Recognizing these limitations, we’re revisiting the self-declaration process to see if we can generate a more accurate picture in 2021. Nevertheless, we still believe our working hypothesis is sound. In addition to the self-declaration results, preliminary research has shown that there may be some systemic barriers to the inclusion of Indigenous peoples in the CPA profession. We also understand that both the provincial Ministry of Advanced Education and Skills Training and the provincial Ministry of Education are very supportive of our efforts to increase Indigenous representation.

The long-term goal of CPABC’s Indigenous strategy is to increase the number of Indigenous students obtaining their CPA. Further research and consultation with Indigenous partners such as the Aboriginal Financial Officers Association of BC (AFOA BC) will enable us to understand and set an appropriate target number for Indigenous representation in the profession. The short- and medium-term goals in support of CPABC’s Indigenous strategy include:

  • Raising awareness and excitement among Indigenous students of the value of going into business and finance;
  • Raising awareness among Indigenous students of the value of earning a CPA designation; and
  • Collaborating with Indigenous communities to demonstrate a CPA’s value in building financial management capacity and in strengthening governance processes overall.

Collaboration and consultation are top of mind as we continue to build our strategy. On December 5, 2019, we signed a memorandum of understanding with AFOA BC stating that we will support each other in increasing financial awareness and paths to the profession for Indigenous peoples and communities. We are also collaborating with CPA Canada and consulting and/or looking to partner with other organizations such as Métis Nation BC, the First Nations Financial Management Board, and post-secondary institutions in BC, as well as with our members, candidates, and students, as we develop initiatives to further our strategy.

We are taking a flexible approach that can be refined as additional data, information, and research becomes available. It consists of the following three phases, which will overlap and inform each other:

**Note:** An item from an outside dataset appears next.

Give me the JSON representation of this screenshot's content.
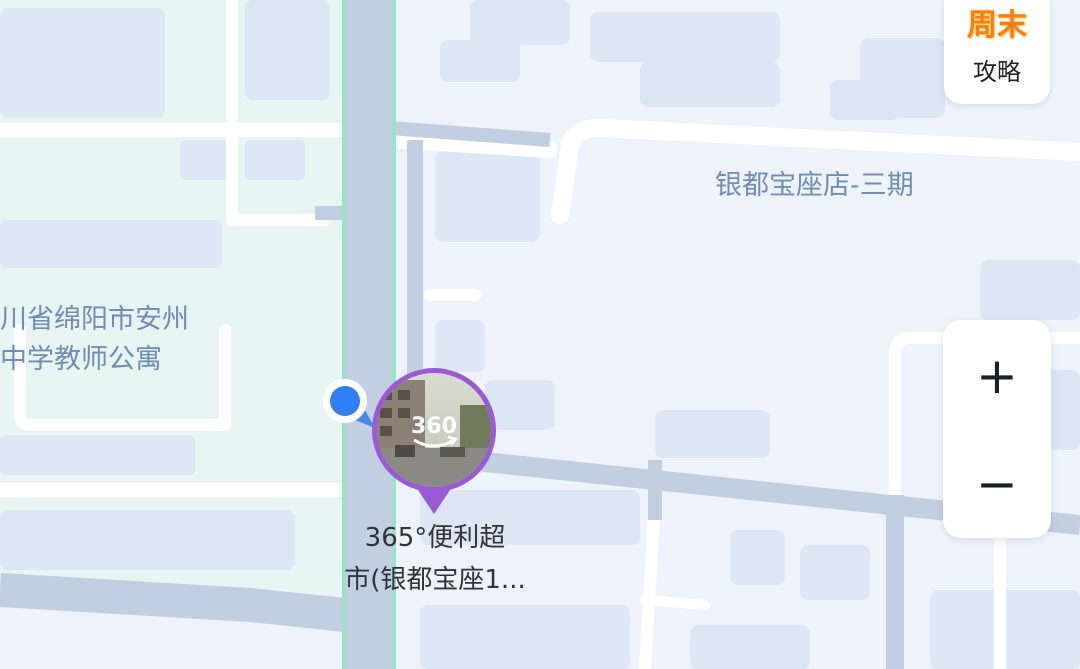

  • Phase 1 is already underway, and it involves research, consultation, and pilot projects focused on building awareness of the value of the CPA designation. Our various pilot activities will help identify successful initiatives, inform how these initiatives should evolve, and determine whether they should be operationalized as a way to support Indigenous students and members.
  • We expect to start Phase 2 in 2021, with a focus on additional research and specific efforts to support Indigenous candidates, students, and prospects.
  • In Phase 3, we plan to rethink barriers and accessibility as we examine the profession’s role vis-a-vis UNDRIP, the Truth and Reconciliation Commission of Canada, and the National Inquiry into Missing and Murdered Indigenous Women and Girls.

As noted, Phase 1 is currently underway, and we are continuing to gather information and seek out collaborative partners. In addition, we are developing new recruitment material focused on Indigenous values to help us connect with prospective prospects and communities. One example of this targeted branding is a logo designed by Indigenous web and graphic designer Robert Mearns. Commissioned by CPABC in February 2020, the logo depicts the full moon, which is “credited with providing direction, vision and guidance.”

At the time of this writing, we’re also planning a virtual event that will connect Indigenous community members and Indigenous students who are interested in business with faculty liaisons, business leaders, employers, and other relevant organizations.

CPABC’s Board of Directors is enthusiastically leading our Indigenous strategy to ensure that the CPA profession will have a positive impact for generations to come.


Lori Mathison, FCPA, FCGA, LLB, is the president & CEO of CPABC.

Want to get involved? If you’d like to contribute to CPABC’s Indigenous strategy, visit CPABC’s Volunteer Resource Centre to express your interest.

Originally published in the January/February 2021 issue of CPABC in Focus.